How to complete this task:
The answer must consist of each line below that contains the word "initials", copied in full.

Source data section start

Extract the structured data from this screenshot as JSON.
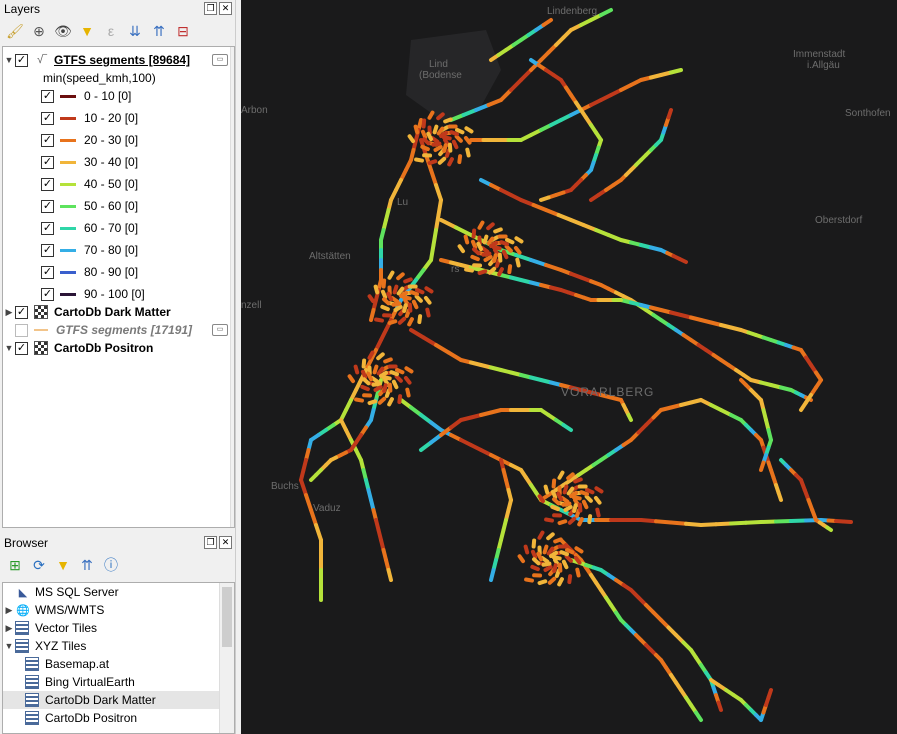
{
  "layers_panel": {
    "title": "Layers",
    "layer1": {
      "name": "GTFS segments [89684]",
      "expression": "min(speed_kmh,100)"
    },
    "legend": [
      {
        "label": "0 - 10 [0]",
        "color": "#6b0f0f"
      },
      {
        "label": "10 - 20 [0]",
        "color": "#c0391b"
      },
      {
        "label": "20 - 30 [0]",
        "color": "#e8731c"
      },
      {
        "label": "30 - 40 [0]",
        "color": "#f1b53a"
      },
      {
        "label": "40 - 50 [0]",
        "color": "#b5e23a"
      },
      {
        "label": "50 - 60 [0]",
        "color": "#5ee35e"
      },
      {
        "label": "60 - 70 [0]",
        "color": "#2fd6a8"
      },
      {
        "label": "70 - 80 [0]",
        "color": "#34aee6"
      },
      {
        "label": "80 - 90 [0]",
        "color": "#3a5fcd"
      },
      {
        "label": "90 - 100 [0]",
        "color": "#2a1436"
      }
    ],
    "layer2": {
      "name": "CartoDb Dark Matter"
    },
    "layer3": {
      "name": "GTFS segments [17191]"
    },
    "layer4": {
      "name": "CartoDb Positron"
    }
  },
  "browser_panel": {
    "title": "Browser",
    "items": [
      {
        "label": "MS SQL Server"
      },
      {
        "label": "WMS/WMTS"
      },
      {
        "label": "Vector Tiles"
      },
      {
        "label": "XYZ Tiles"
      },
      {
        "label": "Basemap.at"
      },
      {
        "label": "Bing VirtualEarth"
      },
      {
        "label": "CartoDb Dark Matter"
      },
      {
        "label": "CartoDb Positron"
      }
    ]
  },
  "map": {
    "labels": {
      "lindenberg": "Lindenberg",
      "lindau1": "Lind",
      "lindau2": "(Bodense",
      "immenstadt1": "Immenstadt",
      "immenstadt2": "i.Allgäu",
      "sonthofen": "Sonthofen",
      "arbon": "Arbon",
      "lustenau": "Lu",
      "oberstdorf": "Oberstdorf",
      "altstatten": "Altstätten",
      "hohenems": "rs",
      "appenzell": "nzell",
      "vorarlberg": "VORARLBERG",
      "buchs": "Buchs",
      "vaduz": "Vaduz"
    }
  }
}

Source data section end
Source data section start

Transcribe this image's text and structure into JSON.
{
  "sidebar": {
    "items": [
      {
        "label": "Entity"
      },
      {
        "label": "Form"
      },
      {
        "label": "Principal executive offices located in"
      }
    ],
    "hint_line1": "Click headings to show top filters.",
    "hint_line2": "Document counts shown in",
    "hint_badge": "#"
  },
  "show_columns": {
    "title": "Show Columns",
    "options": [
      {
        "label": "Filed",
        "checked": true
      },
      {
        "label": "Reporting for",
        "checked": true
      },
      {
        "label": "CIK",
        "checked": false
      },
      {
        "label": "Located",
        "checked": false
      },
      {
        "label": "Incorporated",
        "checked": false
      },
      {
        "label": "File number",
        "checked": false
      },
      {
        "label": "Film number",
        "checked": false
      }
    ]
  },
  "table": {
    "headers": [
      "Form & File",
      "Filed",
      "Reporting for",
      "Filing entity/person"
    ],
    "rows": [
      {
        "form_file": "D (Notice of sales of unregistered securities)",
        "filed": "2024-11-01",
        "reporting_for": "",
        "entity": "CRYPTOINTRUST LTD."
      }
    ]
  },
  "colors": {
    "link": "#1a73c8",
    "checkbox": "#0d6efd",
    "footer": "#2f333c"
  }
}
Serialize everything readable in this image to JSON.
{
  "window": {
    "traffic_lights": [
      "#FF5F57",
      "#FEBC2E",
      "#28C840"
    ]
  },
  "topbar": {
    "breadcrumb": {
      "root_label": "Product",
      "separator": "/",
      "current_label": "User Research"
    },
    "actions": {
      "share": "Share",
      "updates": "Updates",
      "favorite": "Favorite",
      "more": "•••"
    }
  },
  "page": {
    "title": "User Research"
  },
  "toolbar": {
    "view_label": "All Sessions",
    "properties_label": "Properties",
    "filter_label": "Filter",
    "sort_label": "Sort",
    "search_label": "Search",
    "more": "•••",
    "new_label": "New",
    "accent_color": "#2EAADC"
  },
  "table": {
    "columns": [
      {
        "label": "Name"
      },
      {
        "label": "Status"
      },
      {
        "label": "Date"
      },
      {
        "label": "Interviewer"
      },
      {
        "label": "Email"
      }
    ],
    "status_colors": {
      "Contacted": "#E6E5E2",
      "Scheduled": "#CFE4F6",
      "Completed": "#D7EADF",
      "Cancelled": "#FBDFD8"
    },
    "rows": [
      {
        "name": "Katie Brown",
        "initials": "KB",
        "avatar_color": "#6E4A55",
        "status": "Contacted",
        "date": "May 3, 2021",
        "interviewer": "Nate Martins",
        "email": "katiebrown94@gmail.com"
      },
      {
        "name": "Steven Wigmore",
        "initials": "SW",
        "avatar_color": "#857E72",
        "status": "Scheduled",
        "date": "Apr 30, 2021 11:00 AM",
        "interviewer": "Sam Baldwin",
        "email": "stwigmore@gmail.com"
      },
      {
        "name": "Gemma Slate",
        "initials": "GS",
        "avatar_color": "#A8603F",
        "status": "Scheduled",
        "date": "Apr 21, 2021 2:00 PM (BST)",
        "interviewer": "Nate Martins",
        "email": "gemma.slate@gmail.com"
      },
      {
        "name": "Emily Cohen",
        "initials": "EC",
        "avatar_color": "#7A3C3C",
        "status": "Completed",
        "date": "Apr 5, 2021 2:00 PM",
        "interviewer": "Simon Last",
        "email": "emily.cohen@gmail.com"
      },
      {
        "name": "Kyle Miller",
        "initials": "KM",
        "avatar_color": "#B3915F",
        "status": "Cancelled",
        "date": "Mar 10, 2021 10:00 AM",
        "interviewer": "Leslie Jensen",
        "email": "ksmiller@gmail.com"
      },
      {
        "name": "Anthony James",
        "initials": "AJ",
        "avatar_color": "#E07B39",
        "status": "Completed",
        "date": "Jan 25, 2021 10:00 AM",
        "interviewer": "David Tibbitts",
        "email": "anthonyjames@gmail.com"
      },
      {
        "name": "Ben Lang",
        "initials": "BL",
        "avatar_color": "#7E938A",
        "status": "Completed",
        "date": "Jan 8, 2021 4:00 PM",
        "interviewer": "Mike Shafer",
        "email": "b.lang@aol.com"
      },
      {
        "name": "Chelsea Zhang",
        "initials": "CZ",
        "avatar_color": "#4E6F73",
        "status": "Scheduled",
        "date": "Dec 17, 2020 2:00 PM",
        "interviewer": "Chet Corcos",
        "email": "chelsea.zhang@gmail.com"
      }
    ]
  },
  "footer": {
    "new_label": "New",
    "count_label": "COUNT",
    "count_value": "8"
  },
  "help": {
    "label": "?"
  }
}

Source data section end

Your solution:
        "initials": "KB",
        "initials": "SW",
        "initials": "GS",
        "initials": "EC",
        "initials": "KM",
        "initials": "AJ",
        "initials": "BL",
        "initials": "CZ",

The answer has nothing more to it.